Once you have your seeds, remove and compost any debry of the spent summer vegetables.  Loosen the soil with a spade, breaking any hard clumps, rake it smooth and spread the seeds according to the packet instruction (if you plant too many you can always thin them later).  Gently rake the seeds into the soil and cover with some straw.  Water well for the first week or so.  Once the seedling emerge you can water less, or not at all if you have plenty of rain.

It is very important to harvest the legume plants right when they start flowering, which depends on the region you live in, it could be as early as February.  Once the plant start flowering it starts using the nitrogen present in the nodules to produce its own seeds so for maximum nitrogen crop plants need to be cut down at the first blooming.  Depending on how depleted your soil is you can either cut down the whole plant and till it in the soil, or cut and compost the green part and leave the roots to decompose in the soil.  If you leave the whole plant in, cut it in smaller pieces, till it in the soil and cover it so the soil microorganisms will decompose it faster.  In two or four weeks you can follow it with your spring planting.  For grass crops the harvesting is less critical but plan on cutting the plants when they are six to eight inches tall and till them in at least a month before you plan on using the bed.  If the grasses are left too long they get more woody and will take a longer time to decompose.

Happy Gardening!

Sunday, September 23, 2012

Happy Fall and Two Plants for Late Season Blooms

Anemone hupehensis
I love the changing seasons.  Coming from northern Italy I remember clearly when we started wearing sweaters, it felt good after the hot and humid Venetian summer.  Where I live now we wear sweaters all year due to the fog, so I can't tell from the cold that the Fall is now on us.  Many people think that there are no seasons in California, but it is so not true, my garden looks more and more brown everyday, and few annual plants stopped flowering in spots where the sun doesn't reach anymore.  I started pulling some of the string bean plants and bought many winter veggie seedlings.

Nothing says it more than Fall is here than the Japanese anemone, or Anemone hupehensis.   After planting two plants I realized how invasive this plant is, but I decided to keep it because the flowers are so elegant and it eases the season transition with its beautiful flowers.
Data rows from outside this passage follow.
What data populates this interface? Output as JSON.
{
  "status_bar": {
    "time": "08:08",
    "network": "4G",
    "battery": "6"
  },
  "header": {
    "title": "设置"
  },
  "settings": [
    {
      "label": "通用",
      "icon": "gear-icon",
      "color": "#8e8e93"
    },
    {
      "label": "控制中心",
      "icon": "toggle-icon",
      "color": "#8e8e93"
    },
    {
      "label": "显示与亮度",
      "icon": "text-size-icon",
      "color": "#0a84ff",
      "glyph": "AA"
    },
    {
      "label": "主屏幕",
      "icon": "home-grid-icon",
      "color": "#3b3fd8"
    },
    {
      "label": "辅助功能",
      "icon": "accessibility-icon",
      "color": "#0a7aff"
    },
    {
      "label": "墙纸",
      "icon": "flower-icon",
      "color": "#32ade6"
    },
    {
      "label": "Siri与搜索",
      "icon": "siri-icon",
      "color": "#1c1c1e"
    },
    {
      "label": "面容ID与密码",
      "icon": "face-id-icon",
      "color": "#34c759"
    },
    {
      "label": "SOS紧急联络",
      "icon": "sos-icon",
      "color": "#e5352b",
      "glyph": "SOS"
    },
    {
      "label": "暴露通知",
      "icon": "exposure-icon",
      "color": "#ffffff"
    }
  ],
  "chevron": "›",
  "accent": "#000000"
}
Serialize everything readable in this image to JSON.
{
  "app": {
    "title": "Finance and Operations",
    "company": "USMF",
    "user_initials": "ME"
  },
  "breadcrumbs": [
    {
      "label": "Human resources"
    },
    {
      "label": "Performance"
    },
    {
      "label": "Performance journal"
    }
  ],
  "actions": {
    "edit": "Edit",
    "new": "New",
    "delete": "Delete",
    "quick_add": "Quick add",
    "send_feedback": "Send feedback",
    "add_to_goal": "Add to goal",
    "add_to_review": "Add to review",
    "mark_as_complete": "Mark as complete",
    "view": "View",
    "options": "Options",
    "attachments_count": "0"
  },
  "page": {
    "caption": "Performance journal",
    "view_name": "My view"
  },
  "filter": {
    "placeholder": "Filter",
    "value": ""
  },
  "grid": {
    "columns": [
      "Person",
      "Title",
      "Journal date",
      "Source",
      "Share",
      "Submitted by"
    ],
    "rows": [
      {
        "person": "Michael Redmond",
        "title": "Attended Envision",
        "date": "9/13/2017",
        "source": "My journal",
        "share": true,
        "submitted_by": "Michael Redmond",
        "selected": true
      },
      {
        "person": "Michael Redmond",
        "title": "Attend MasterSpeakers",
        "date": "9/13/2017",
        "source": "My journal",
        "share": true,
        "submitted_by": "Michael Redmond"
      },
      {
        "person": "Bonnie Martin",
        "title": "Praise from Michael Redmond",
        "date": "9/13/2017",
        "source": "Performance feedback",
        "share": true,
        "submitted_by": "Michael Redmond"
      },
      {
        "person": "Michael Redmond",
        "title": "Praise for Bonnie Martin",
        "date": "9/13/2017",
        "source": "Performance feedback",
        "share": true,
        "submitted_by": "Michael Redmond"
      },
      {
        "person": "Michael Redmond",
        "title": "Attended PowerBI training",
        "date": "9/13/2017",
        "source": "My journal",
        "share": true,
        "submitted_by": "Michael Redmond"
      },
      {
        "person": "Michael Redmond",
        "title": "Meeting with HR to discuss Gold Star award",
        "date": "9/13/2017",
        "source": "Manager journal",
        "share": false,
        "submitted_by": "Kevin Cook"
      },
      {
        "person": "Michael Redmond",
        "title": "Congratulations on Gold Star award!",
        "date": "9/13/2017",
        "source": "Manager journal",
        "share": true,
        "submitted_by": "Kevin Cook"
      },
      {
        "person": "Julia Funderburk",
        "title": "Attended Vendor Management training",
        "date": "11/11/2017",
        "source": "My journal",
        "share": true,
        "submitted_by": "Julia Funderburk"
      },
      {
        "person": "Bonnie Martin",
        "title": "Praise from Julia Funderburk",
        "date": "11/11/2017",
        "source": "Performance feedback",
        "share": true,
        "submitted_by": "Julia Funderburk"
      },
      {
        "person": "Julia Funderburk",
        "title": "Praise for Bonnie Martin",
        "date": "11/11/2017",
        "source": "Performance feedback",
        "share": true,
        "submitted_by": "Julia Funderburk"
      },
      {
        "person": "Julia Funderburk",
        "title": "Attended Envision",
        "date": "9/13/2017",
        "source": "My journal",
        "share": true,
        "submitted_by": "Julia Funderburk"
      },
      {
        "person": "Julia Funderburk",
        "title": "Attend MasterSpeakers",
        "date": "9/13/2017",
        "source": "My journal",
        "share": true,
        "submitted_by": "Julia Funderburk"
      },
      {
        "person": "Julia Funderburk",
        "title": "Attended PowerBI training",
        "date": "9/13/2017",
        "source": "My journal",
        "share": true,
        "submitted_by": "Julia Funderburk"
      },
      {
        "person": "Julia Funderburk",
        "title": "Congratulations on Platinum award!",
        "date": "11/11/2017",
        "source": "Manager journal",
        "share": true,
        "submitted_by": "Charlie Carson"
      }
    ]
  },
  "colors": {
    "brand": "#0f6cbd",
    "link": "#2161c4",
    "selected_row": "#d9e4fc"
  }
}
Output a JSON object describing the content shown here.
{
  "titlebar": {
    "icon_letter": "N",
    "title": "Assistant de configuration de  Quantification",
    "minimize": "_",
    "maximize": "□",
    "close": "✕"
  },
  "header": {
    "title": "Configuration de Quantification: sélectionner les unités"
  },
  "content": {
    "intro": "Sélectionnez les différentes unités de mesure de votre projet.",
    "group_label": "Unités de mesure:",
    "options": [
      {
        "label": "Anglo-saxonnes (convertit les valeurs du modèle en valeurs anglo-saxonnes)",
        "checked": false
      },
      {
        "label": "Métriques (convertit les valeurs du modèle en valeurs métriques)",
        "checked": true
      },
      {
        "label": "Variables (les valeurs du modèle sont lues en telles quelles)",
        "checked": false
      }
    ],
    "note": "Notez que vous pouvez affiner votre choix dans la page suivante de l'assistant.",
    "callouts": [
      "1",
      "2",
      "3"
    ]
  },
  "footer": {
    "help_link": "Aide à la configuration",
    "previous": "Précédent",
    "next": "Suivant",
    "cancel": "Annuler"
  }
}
One thing I will miss during the upcoming months are the flowers I can pick fresh from my garden.  I am hoping for few more weeks of bloom and then it will be all over until March or April.

By far the plant in my garden with the longest blooming is the Mexican Sage, or Salvia leucanthaThe bees are still buzzing around it, and I expect at least another month or two of blooms.  This plant can send underground runners too so it has to be kept in check every few years, however it has virtually no pests and it attracts insect pollinators and hummingbirds love it as well.

Mexican sage in the background